October 22, 2004
the Knot director to marry in Toronto
Holland we have a saying that a civilization can be judged on the way it treats
its minority. If it treats its minorities well, then it is a civilized country."
Tying the Knot is the latest in an ongoing series of reports sent by authors and filmmakers from the front-lines of the movement for marriage equality. And we mean the front-lines: up close and personal.
Toronto film-goers have a chance to see what all the buzz is about when the film makes its local debut on November 3 (7 p.m.) as part of Hot Doc's Doc Soup program.
De Sève has assembled film from archival and news sources, and combined these sources with his own film captured over the past three years. The film's viewpoint is one of unapologetic advocacy, and obviously we share the viewpoint. The film is full of friends and colleagues who we have worked with in Canada, Europe and the United States:
It is always a pleasure to hear from our academic, spiritual and legal champions. We owe a great deal to these heroes. But while the experts help tie things together in this film, it's the personal stories that provide the knot.
"Last year at this time, she was still alive," says Mickie Mashburn, a lesbian cop battling for her slain wife's pension. "For Valentine's, where you send off for care bears, that's what she got me last year on February fourteenth. She bought me roses and she had one of those bears sent to me so you sit back and think what a year changes. And it's hard."
Sam, a gay rancher struggles to save everything he and his dead partner built together.
"I miss him," says Sam as he fights relatives over an estate. "I miss him a lot. If he were here now, I wouldn't be having all the problems I'm having."
Our friends Bill Wrigley and Carolyn Swadron are shown carrying signs from this web site and kissing for the camera when its discovered they are straight and married to each other.
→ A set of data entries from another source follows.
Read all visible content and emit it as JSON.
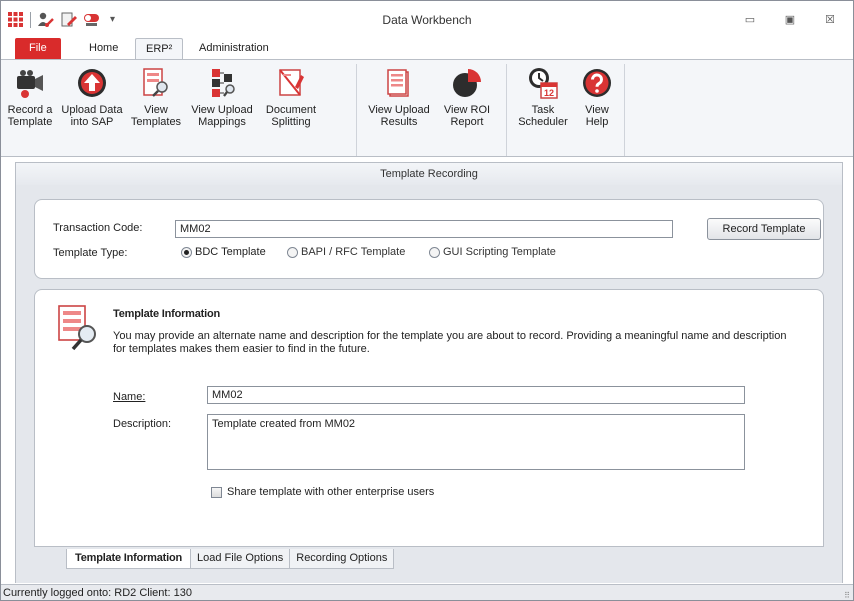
{
  "window": {
    "title": "Data Workbench"
  },
  "quick_access": {
    "icons": [
      "app-grid-icon",
      "user-key-icon",
      "edit-doc-icon",
      "toggle-icon"
    ],
    "dropdown": "▾"
  },
  "window_controls": {
    "minimize": "▭",
    "maximize": "▣",
    "close": "☒"
  },
  "ribbon_tabs": [
    {
      "label": "File"
    },
    {
      "label": "Home"
    },
    {
      "label": "ERP²"
    },
    {
      "label": "Administration"
    }
  ],
  "ribbon": {
    "record_template": "Record a\nTemplate",
    "upload_data": "Upload Data\ninto SAP",
    "view_templates": "View\nTemplates",
    "view_upload_mappings": "View Upload\nMappings",
    "document_splitting": "Document\nSplitting",
    "view_upload_results": "View Upload\nResults",
    "view_roi_report": "View ROI\nReport",
    "task_scheduler": "Task\nScheduler",
    "view_help": "View\nHelp",
    "scheduler_badge": "12"
  },
  "section_title": "Template Recording",
  "recording": {
    "transaction_label": "Transaction Code:",
    "transaction_value": "MM02",
    "record_button": "Record Template",
    "type_label": "Template Type:",
    "types": [
      {
        "label": "BDC Template",
        "selected": true
      },
      {
        "label": "BAPI / RFC Template",
        "selected": false
      },
      {
        "label": "GUI Scripting Template",
        "selected": false
      }
    ]
  },
  "info": {
    "title": "Template Information",
    "description": "You may provide an alternate name and description for the template you are about to record. Providing a meaningful name and description for templates makes them easier to find in the future.",
    "name_label": "Name:",
    "name_value": "MM02",
    "desc_label": "Description:",
    "desc_value": "Template created from MM02",
    "share_label": "Share template with other enterprise users",
    "share_checked": false
  },
  "bottom_tabs": [
    {
      "label": "Template Information",
      "active": true
    },
    {
      "label": "Load File Options",
      "active": false
    },
    {
      "label": "Recording Options",
      "active": false
    }
  ],
  "status": {
    "text": "Currently logged onto: RD2 Client: 130"
  },
  "colors": {
    "file_tab": "#d92b2b",
    "accent_red": "#d93434",
    "panel_bg": "#e4e7ec"
  }
}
We are asked to respond to people who don't like same-sex marriage: "If you don't like same-sex marriage, don't have one."
Michael Leshner kisses his husband Michael Stark, and says "You can't do that in America yet, but I'll be there."
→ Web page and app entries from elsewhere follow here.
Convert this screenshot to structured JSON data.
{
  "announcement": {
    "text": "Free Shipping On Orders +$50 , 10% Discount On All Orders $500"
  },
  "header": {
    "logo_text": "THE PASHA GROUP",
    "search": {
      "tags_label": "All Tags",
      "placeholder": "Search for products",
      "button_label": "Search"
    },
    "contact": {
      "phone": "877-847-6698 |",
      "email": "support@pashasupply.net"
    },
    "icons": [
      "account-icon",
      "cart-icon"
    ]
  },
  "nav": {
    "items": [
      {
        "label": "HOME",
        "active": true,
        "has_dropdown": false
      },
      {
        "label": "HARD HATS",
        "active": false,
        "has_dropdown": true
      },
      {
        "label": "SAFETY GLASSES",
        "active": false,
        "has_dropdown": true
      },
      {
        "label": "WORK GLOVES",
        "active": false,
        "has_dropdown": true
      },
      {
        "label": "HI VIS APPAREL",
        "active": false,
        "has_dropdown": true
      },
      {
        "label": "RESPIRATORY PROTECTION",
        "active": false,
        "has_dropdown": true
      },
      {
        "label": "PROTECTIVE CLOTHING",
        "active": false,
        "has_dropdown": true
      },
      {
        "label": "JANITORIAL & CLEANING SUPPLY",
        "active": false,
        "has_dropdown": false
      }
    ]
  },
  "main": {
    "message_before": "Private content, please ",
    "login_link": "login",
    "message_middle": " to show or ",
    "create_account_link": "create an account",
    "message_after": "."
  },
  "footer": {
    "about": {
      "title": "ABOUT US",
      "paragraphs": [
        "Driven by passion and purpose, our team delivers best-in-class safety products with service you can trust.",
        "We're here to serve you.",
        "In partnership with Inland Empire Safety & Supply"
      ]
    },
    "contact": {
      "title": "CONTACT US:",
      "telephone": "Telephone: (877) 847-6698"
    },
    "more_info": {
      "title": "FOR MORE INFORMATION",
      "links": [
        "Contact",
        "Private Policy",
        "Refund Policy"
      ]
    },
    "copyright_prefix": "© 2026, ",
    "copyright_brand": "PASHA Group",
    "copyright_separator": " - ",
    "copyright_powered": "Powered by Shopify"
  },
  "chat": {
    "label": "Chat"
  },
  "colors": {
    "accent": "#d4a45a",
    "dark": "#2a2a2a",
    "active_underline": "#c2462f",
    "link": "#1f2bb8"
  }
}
It's not clear whether the comment is a taunt or a reassurance. It may be the only ambiguous point in the film. The next scene transitions to a litany of hateful demonstrations and comments by opponents of the expansion of human rights to gays and lesbians. Their intentions are quite clear.
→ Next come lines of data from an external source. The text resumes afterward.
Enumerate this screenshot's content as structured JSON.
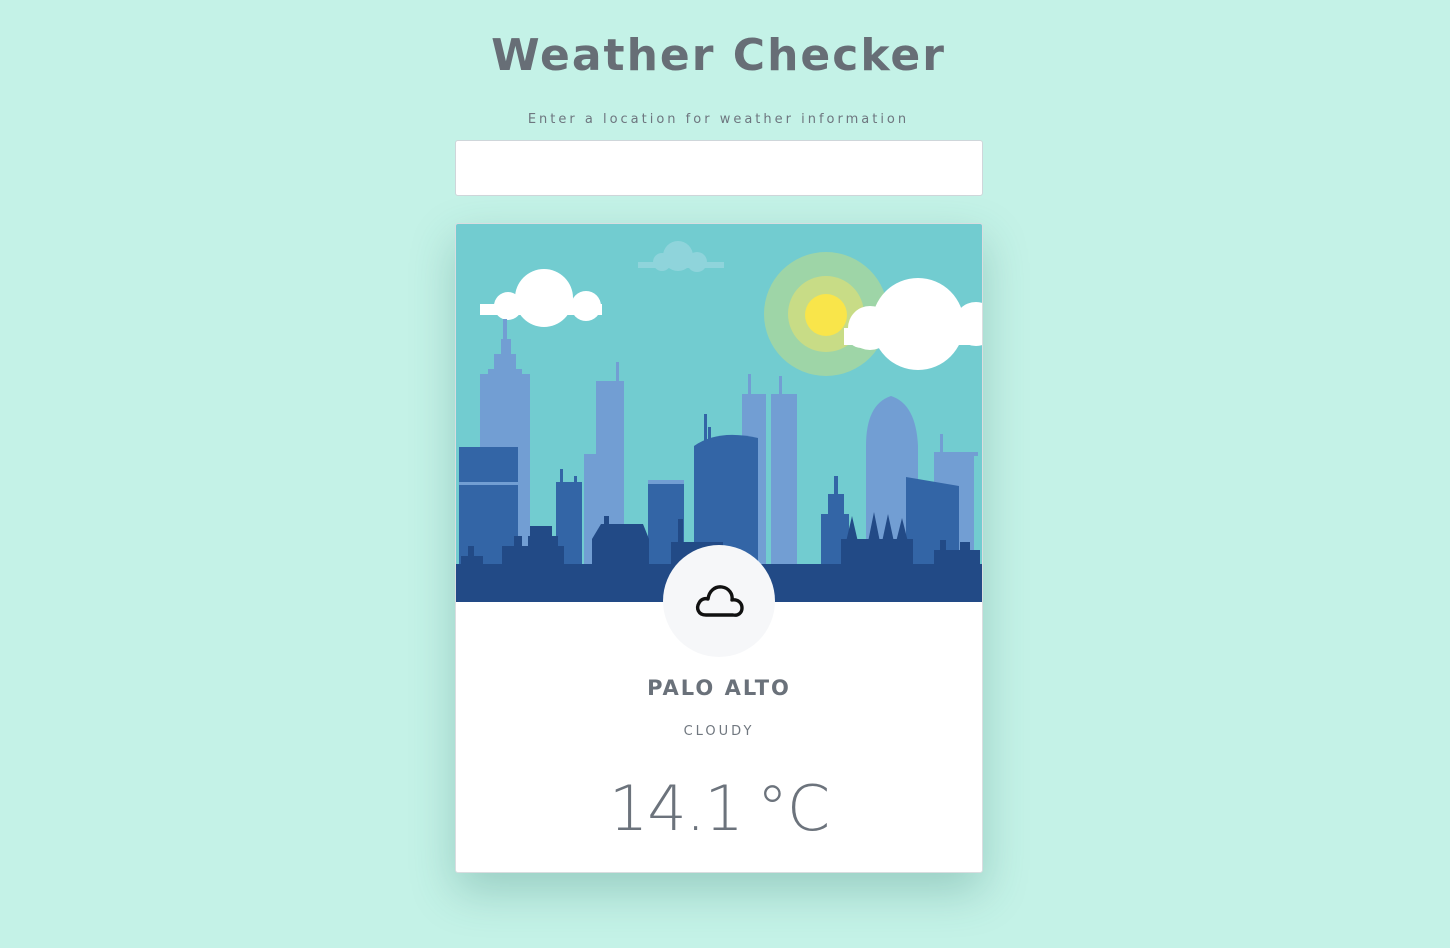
{
  "app": {
    "title": "Weather Checker",
    "subtitle": "Enter a location for weather information"
  },
  "search": {
    "value": "",
    "placeholder": ""
  },
  "weather": {
    "city": "PALO ALTO",
    "condition": "CLOUDY",
    "temperature": "14.1",
    "unit": "°C",
    "icon": "cloud-icon"
  },
  "colors": {
    "background": "#c4f2e7",
    "sky": "#72ccd0",
    "sun": "#f9e54a",
    "building_light": "#729ed3",
    "building_mid": "#3365a6",
    "building_dark": "#224a86"
  }
}
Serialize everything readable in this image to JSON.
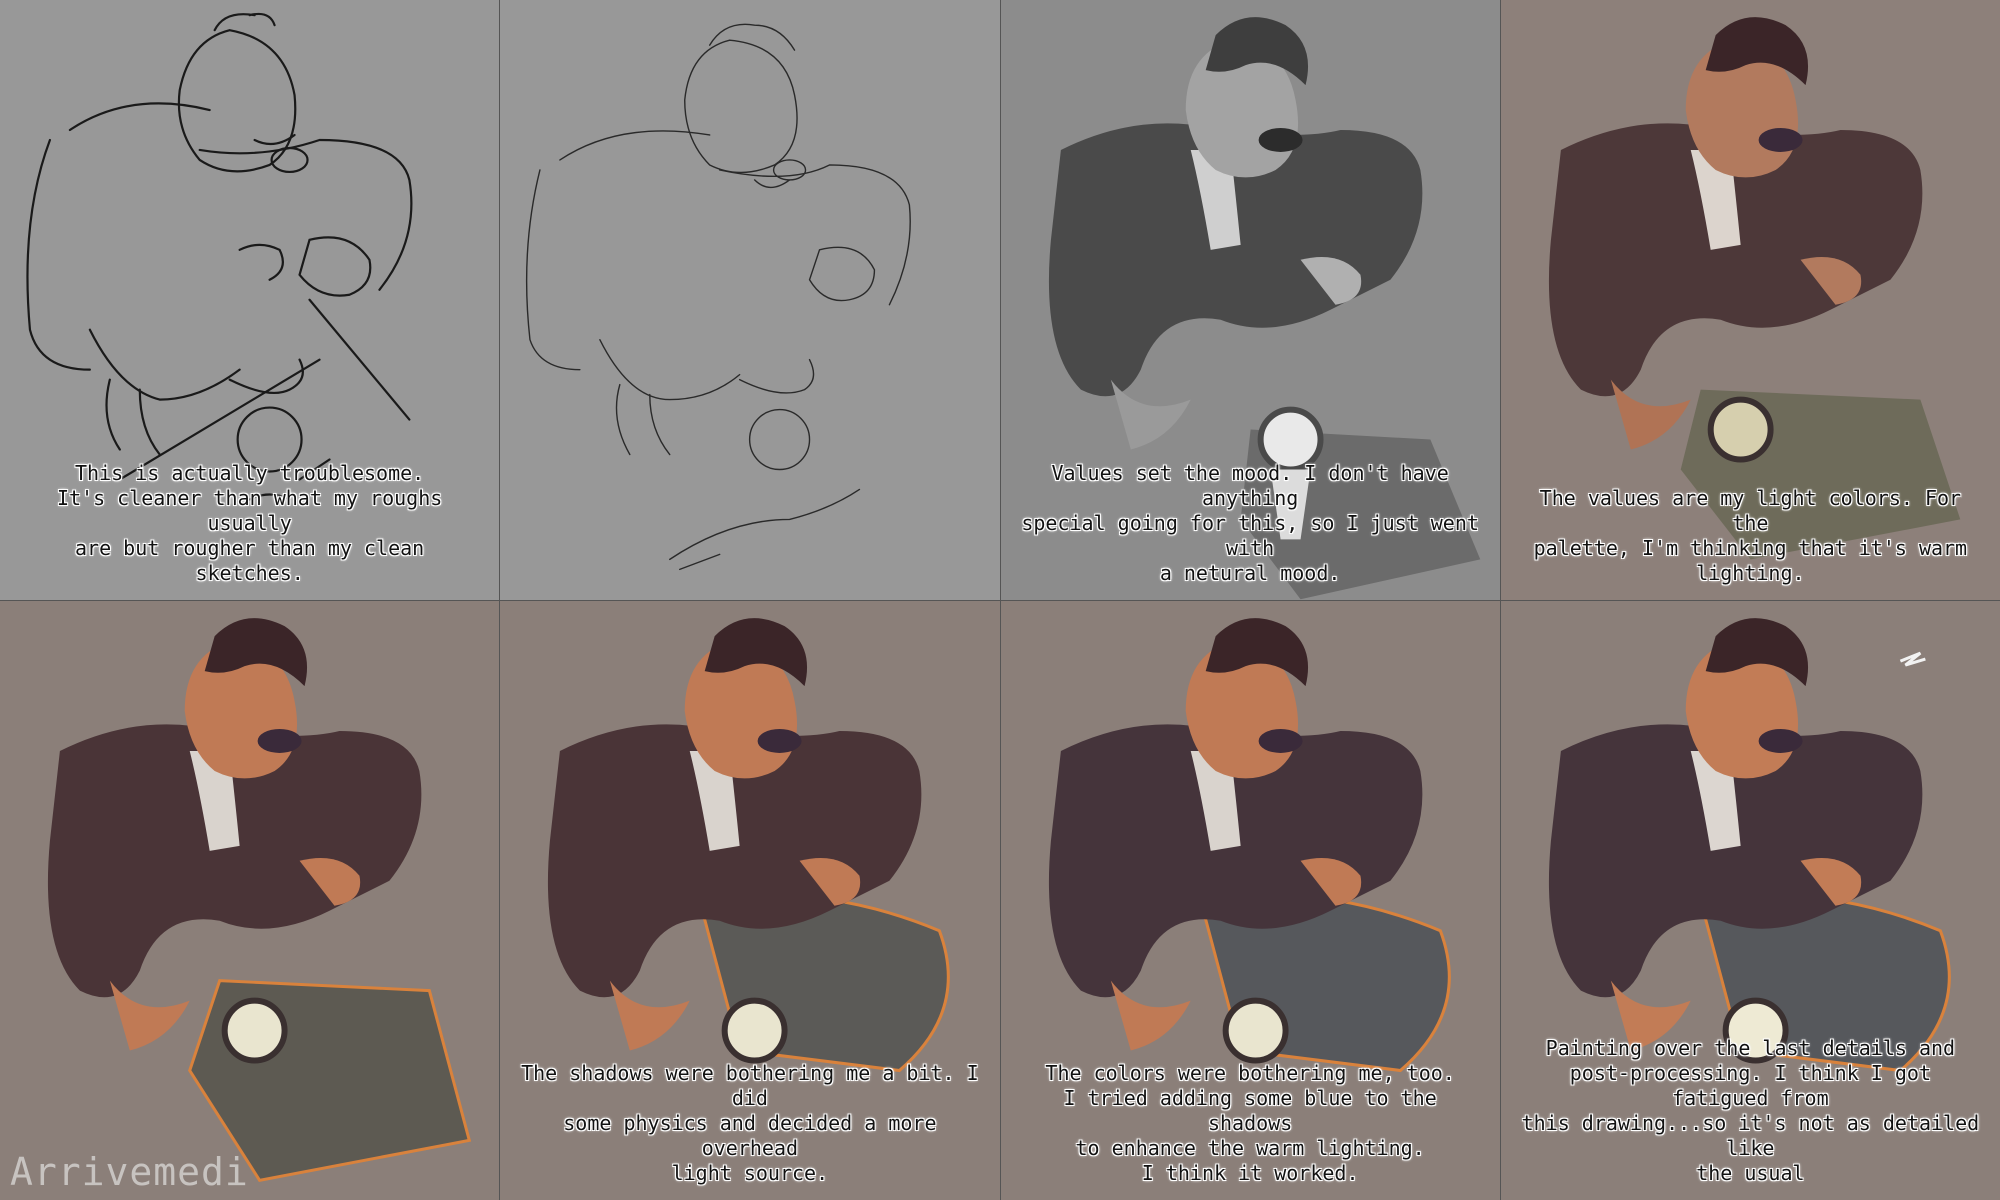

Tying the Knot juxtaposes what's happening in the U.S. against the climate in the Netherlands and Canada, where same-sex couples have been granted marital parity. Because Canada doesn't have citizenship requirements for same-sex couples to marry, scores of gay and lesbian Americans travel to Canada to protect their families through legal marriage. Tying the Knot's director will soon count himself among them.
Jim de Sève plans to marry his partner of 5 years, Kian Tjong, while the pair are in Canada for the Toronto premier of the film (Kian is one of the producers).
"A wedding is always exciting, of course," says Hot Docs publicist Kirsten Evans, "and given the recent developments in New York state law [where Jim lives] this is an important step for them."
It doesn't get more personal than that.
Kevin Bourassa and Joe Varnell